She was flailing helplessly.  Brent was overwhelmed.  People were chewing her head off.  I am not one of those people.  I could see that it would be a real burden on them if I insisted on being seen, and I asked if they could fit me in Friday if that would be better.  She asked how I was doing and I told her I’d been a little suicidal a few days ago but it passed.  She was hesitant to make me wait, and asked multiple times if I would promise to call her if I had a problem between now and Friday.  I swore that I would be fine, and accepted an appointment at 3:30 Friday (but if I show up any time after 1 they’ll try to squeeze me in earlier).

I know what it feels like to have your job imploding around you.  One particular person at work was on my nerves Monday, and by the end of the day I refused to go back to that floor because I was afraid I’d punch her if I went near her.  I am usually very good at being nice to someone’s face no matter how irritating they might be, but I was past my breaking point by then.

I feel good that I felt confident I’d be okay if my appointment were postponed.  It helps a little that I see Sadie later today (and have the exciting plan of taking my cat along for her to meet), but mostly I’m in a good mood even if my energy level is crap.

Super Picky Directions

In inpatient they are really good about accommodating client preferences in regards to medication.  My BuSpar prescription was originally written with the directions “TAKE ONE TABLET BY MOUTH THREE TIMES A DAY AS NEEDED”.  The next time I entered inpatient, they were expecting me to come ask for the BuSpar if I needed it, but at that point I’d been consistently taking it on a schedule and when I told the psychiatrist that it got put on a schedule.  A very strange schedule, that I’m sure made sense to them, but I was used to taking it with meals and that lining up pretty well with when I started to get anxious.  So I mentioned that and next thing I knew I was getting it with meals.

Latuda is designed to be taken with a meal – it requires 350 calories to be metabolized properly.  Unfortunately, if I take it with a meal I am going to be antsy and irritable within 60-90 minutes and have to resolve that by going to sleep.  So I’ve traditionally taken the Latuda at bedtime, with Brent’s approval, despite the fact that I rarely eat that large of a snack before bed.

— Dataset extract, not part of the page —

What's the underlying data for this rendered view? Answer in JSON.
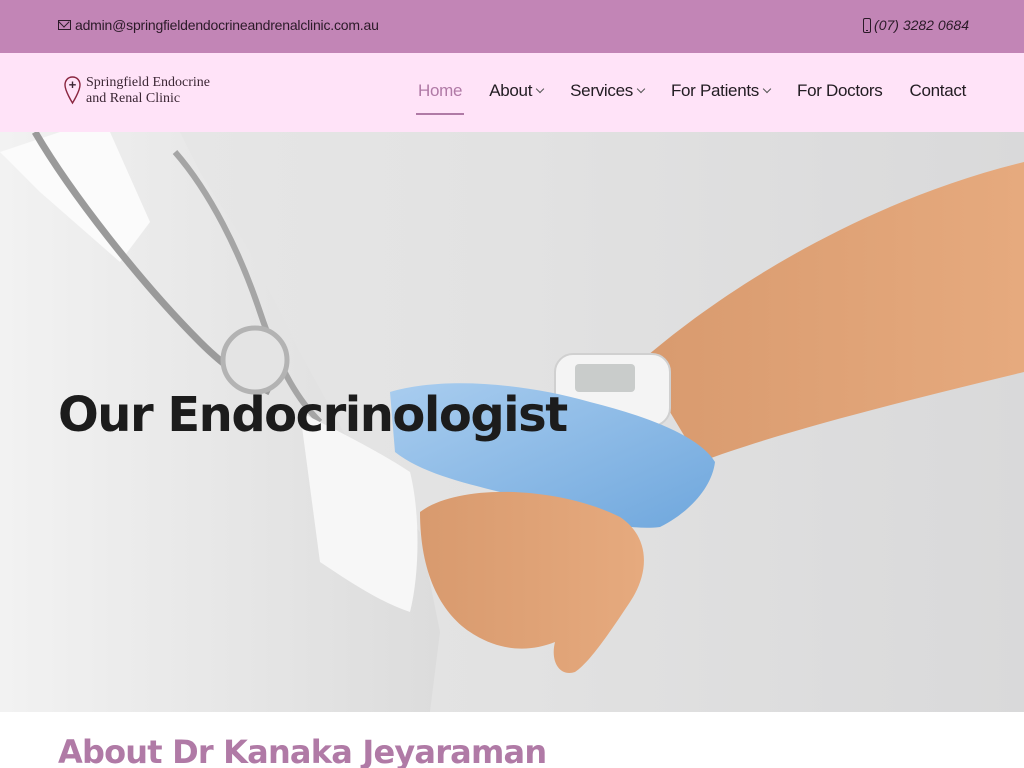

On my latest inpatient visit they were quite agreeable to moving it from breakfast (their preferred time) to supper, but reluctant when I asked to wait until bedtime.  The first night the nurse came to check the calories in my snack and made me take a second carton of milk because there weren’t 350 calories.  The next night, I had some Fritos given to me by another client and that nurse suggested I take peanut butter and graham crackers to fill up the rest of the required calories.  I did not want peanut butter and graham crackers, but I ate them and was halfway through the Fritos when she came back with the Latuda and didn’t want to give it to me because I hadn’t finished my snack!  I promised to eat the rest of it but felt an overwhelming temptation to throw it away out of spite.

I picked up my Latuda prescription today and happened to notice the directions.  It now says “TAKE ONE TABLET BY MOUTH AT BEDTIME AS DIRECTED WITH 350 CALORIES SNACK”.